The Ketogenic Diet is something which has become popular over the past year – however it may still be a confusing or strange concept to some. Therefore I wanted to take the opportunity to explain the Ketogenic Diet, the benefits of the diet and how you might go about changing towards a Ketogenic Diet.
A common misconception is that a “low carb” diet which has become even more popular over recent years is the same as a Ketogenic Diet. It is very important to note that Ketogenic Diets and Low Carbohydrate (low carb) diets are different… So to begin with:
What is a Ketogenic Diet?
A Ketogenic Diet is a High Fat, Moderate Protein, Low Carbohydrate diet. Looking at this in terms of macronutrient split is as follow:
This might be a very strange concept to many people, particularly those in the fitness industry who may have been told their entire life that a low fat, higher carbohydrate diet is healthy. Switching towards a high fat diet can be very difficult to get accustomed to… looking for fats in food as opposed to avoiding them can be hard to get your head round. However once you fully commit to a Ketogenic Diet, you can take advantage of a range of benefits which you may have never been aware of.
The Ketogenic Diet can help to:
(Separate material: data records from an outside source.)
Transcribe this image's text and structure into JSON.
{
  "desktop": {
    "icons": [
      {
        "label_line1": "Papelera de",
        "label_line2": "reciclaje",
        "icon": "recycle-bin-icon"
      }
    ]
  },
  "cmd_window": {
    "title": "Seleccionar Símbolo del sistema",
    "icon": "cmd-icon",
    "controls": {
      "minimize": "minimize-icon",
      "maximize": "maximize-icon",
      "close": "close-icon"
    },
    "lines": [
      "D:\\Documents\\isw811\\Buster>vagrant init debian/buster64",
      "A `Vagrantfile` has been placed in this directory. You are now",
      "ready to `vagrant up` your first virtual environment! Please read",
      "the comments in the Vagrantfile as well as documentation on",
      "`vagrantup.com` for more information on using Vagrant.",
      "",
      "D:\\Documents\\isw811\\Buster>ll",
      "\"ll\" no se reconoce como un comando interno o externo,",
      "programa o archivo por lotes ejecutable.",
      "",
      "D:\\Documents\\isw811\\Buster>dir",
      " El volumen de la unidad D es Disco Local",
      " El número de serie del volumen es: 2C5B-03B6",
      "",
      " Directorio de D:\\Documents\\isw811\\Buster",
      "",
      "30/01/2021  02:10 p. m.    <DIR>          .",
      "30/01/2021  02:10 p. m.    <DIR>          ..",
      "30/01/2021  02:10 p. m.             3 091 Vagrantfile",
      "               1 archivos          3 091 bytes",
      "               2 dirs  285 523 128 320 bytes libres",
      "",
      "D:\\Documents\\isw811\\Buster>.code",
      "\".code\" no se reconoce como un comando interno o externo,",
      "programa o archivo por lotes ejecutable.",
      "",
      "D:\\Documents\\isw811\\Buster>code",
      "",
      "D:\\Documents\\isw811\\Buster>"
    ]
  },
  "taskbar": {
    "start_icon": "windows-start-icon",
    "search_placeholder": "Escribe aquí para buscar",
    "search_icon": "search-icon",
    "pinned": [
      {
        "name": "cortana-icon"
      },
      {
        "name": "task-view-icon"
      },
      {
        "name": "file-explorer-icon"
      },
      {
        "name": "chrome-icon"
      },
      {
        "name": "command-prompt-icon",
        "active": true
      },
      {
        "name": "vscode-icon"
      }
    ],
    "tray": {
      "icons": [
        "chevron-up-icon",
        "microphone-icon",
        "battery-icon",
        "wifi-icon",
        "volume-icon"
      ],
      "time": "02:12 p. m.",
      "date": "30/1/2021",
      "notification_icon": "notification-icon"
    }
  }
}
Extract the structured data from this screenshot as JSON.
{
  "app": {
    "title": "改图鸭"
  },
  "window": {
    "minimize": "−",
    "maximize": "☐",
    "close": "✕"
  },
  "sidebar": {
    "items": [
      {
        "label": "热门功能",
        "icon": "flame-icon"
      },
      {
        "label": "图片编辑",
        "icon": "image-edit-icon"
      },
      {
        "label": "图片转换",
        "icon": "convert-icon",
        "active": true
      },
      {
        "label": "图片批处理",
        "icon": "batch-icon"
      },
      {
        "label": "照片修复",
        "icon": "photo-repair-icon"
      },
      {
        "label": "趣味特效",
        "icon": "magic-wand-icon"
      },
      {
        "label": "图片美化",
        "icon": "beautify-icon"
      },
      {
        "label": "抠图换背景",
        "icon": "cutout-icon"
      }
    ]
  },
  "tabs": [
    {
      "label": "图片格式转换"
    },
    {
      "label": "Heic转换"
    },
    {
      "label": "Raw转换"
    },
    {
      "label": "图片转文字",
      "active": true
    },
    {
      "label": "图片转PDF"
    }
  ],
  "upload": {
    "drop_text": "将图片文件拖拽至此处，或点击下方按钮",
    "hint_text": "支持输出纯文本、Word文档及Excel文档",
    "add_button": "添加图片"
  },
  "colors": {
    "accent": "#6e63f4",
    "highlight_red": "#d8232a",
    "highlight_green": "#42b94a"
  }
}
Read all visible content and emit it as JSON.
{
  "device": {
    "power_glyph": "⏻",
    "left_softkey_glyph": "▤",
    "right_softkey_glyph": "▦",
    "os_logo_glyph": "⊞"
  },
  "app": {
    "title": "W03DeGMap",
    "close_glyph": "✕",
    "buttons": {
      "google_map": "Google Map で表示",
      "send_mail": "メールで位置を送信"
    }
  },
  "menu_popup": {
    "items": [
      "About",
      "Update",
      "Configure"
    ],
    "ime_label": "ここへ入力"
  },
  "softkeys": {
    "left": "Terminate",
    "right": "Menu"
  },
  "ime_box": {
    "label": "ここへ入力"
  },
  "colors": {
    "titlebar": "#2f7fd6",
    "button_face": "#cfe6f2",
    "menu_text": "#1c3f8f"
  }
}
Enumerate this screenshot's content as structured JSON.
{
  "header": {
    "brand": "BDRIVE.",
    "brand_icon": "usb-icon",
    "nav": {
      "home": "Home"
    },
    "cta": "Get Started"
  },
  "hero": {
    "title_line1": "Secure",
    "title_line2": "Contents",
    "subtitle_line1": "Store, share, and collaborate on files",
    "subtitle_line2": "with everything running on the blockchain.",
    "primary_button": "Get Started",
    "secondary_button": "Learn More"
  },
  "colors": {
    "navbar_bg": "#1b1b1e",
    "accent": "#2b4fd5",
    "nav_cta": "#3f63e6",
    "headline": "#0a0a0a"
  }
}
- Boosts in natural hormone levels
- Reduces body fat
- Supports the maintenance/growth of muscle mass
- Improves insulin sensitivity
How does the Ketogenic Diet work?
The Ketogenic Diet aims to reduce the impact of insulin on the body’s energy storage mechanisms. Insulin itself is responsible for reducing any increase in blood sugar levels as a result of eating, but moving energy for storage either in muscle tissue or within the liver where it may be converted to a suitable energy source for storage as fat. Insulin also has an impact directly on fat, a constant fluctuation in insulin levels makes it more likely for you to retain any excess energy as fat, and it also prevents the release of fat from fat cells for use as energy – keeping it in storage (reducing fat loss).
By consuming a high fat diet which are low in carbohydrates, you reduce the impact of food on insulin response and therefore reduce the risk of energy being directed to storage. You also allow any fat that is currently stored within fat cells to be released and used as energy (if in a calorie deficit).
When you reduce your carbohydrate consumption so significantly, your body begins to look for alternative sources of energy (carbohydrate is typically the most sought after energy source for the body). As a result of there being no carbohydrates present in the diet and carbohydrate stores used up, your body uses an alternative source of energy known as Ketones – hence the name the ketogenic diet.
Whilst the above does sound great and the benefits are fantastic, the diet does come with some draw backs.
- “Keto Flu” – when your body is “adjusting” from carbohydrate as an energy source to Ketones, you can experience Flu like symptoms: Lethargy and Brain Fog being the most common. For most, this lasts about 2 weeks before subsiding, and then some say energy levels are better than ever.
- Consistency – this diet is dependent upon a consistent high fat, ultra-low carbohydrate intake. Carbohydrates are in a lot of foods and can often be difficult to avoid, unless you prepare the vast majority of your meals from scratch. This can be very time consuming and not necessarily fit around everyone’s daily routine. This can lead to the diet being very difficult to sustain over long periods of time, and therefore might be better used as a tool to push through plateaus or to change things up a bit.
- Food choices – whilst this diet does offer an array of foods which you wouldn’t have previously thought were ideal choices (under other diets), the food choices may not necessarily suit all. Those who are lactose intolerant, vegan, vegetarian, may find this particularly challenging, with a more limited range of foods on offer.
To conclude, the Ketogenic Diet can be a great tool for pushing through weight loss plateaus or for those who struggle with insulin sensitivity. Whilst the diet does have a great deal of positives, it does however, take huge commitment and time in order to obtain these benefits – with a few weeks buffer before you begin to see the effects. The diet can be recommended for those who struggle to lose body fat on a “conventional” calorie restricted diet, or those who have poor insulin sensitivity.
About the Author
Rowan (BSc Hons Sport and Exercise Science) works within the BULK POWDERS™ Product Team. His role includes being responsible for Product Quality as well as contributing to Product Development.